Canadian provinces move toward privatizing healthcare
Three premiers are taking initial steps that could change Canada's system.
Universal healthcare is as much a source of Canada's identity and national pride as the red maple leaf stitched to its flag. Ever since the groundwork was laid in 1947, universal coverage has been a right for all Canadians, regardless of their economic standing.
Yet while most Canadians are satisfied with the current system, economic pressure is building for reform. As a result, three provincial premiers are signaling a move toward privatization which could significantly alter the Canadian healthcare landscape.
"Our healthcare system is on life support and it is fading fast," said British Columbia premier Gordon Campbell recently.
The premiers of Alberta, Ontario, and British Columbia say ballooning costs and long delays for some procedures can only be solved by private initiatives. Up to 40 percent of their provincial budgets goes toward healthcare.
Canada's healthcare system is actually run by its 10 provinces and three territories, but is governed by federal guidelines set out in the Canada Health Act. In exchange for following the five principles of the act - universal access, portability, public management, coverage of all medically necessary services, and no additional user fees - the federal government pays a share of the costs.
While the federal government originally promised to cover half of those costs, Ottawa's share has been declining for years. Currently its contribution hovers around 15 percent.
That amount of money, said Alberta's premier Ralph Klein, makes Ottawa "irrelevant" to the future of healthcare funding.
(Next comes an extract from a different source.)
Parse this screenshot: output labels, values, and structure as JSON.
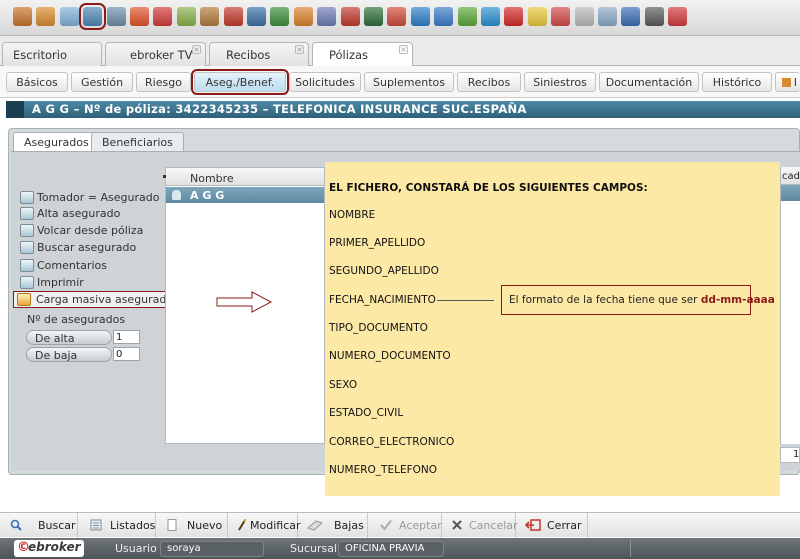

Indeed, premiers from all 10 provinces blame the federal Liberal Party government for the state of the system, and are forming a council, expected to be operational on May 1, to take that argument to the people.
But while some provinces are simply asking Ottawa to shoulder more of the burden, others like Alberta are making more radical, often controversial, reforms. In January, Premier Klein announced plans to cut some covered services, shift more payment responsibilities to patients, and hike health-insurance premiums.
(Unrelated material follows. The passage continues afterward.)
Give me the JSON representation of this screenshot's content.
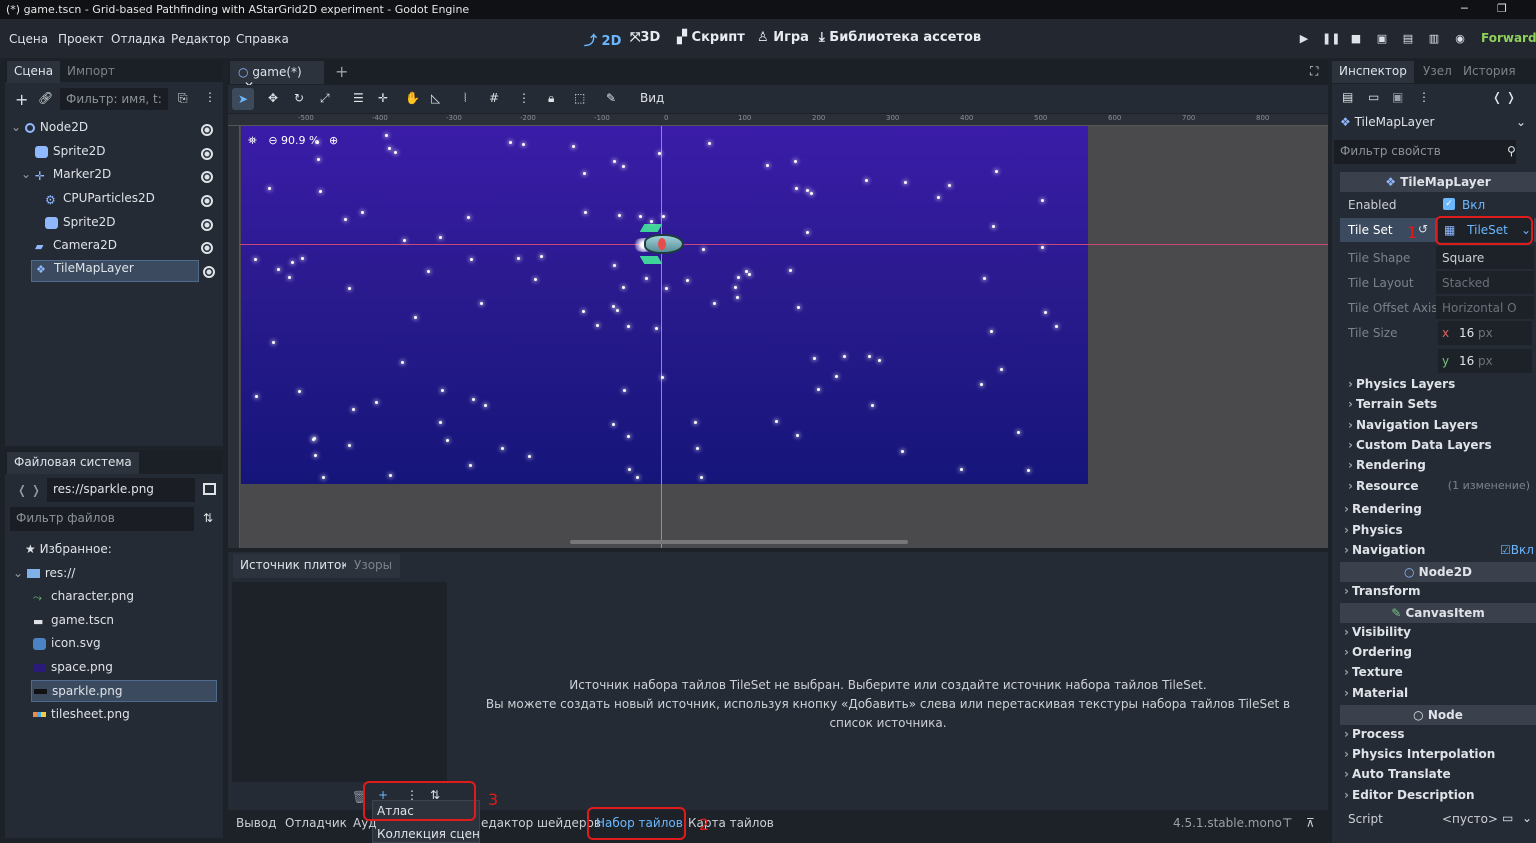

The three provinces feel buffered by statements from Canadian Health Minister Anne McLellan, who has said that the national Liberal Party government is not opposed to more private hospitals. Currently, only a small number hospitals offer fee-based services for procedures not considered "essential."
Yet for a country steeped in social welfare tradition, the proposed changes are a tough pill to swallow.
"[Privatization proposals] are a serious attack on our national health care system by three of the most powerful premiers in the country," says Natalie Mehra, provincial coordinator of the Ontario Health Coalition, a public healthcare lobby group. "It's very dangerous," she contends. This would lead toward an American-style system, say analysts, that divides patients between those who can pay costs out of pocket and those who can't.
Additionally, under the terms of the North American Free-Trade Agreement (NAFTA), some analysts say US companies could demand access to all of Canada once one province opens the door to for-profit care.
Ottawa's dwindling share of healthcare funding has taken with it much of its leverage. As a result, Alberta and other provinces have been emboldened to "totally violate" the principles of the act, says Donna Wilson, professor of nursing at the University of Alberta in Edmonton. "Klein has been wanting to do this since 1993 when he was first elected," Wilson says. "One week later, he ... started talking about choice, for-profit healthcare, and contracting out jobs."
Ultimately, it is public opinion that may restrain the political proponents of marketplace medicine. Last year, a poll by Price Waterhouse Cooper indicated that 60 percent of Canadians supported the idea of expanding private health services as a way to solve the health crunch, and nearly half backed user fees.
Yet the same poll found that 75 percent of Canadians were willing to make "compromises," such as paying higher taxes to ensure that all Canadians have equal access to healthcare. More important, 99 percent of Canadians fully supported the Canada Health Act's five governing principles. Overall, 90 percent of the public rates the current system good to excellent.
"[Private] medical care costs more because companies have to make 25 to 30 percent profit to keep operating," says Shirley Douglas, spokeswoman for the Canada Heath Coalition, explaining why Canada spends proportionately less public money to provide complete medical coverage for all Canadians than America does while leaving 40 million people without any health insurance.
Others, however, see the provincial reform efforts as the only practical solution. "The guy who's got it right is Klein," says John Graham, director of pharmaceutical policy for the Fraser Institute, a Vancouver-based conservative think tank. Graham praised Klein's efforts to allow more private hospitals, eliminate unionized employees, and offer profit-based incentives as a way to improve healthcare. But, he says, this won't lead to "an American-style" system of medicine.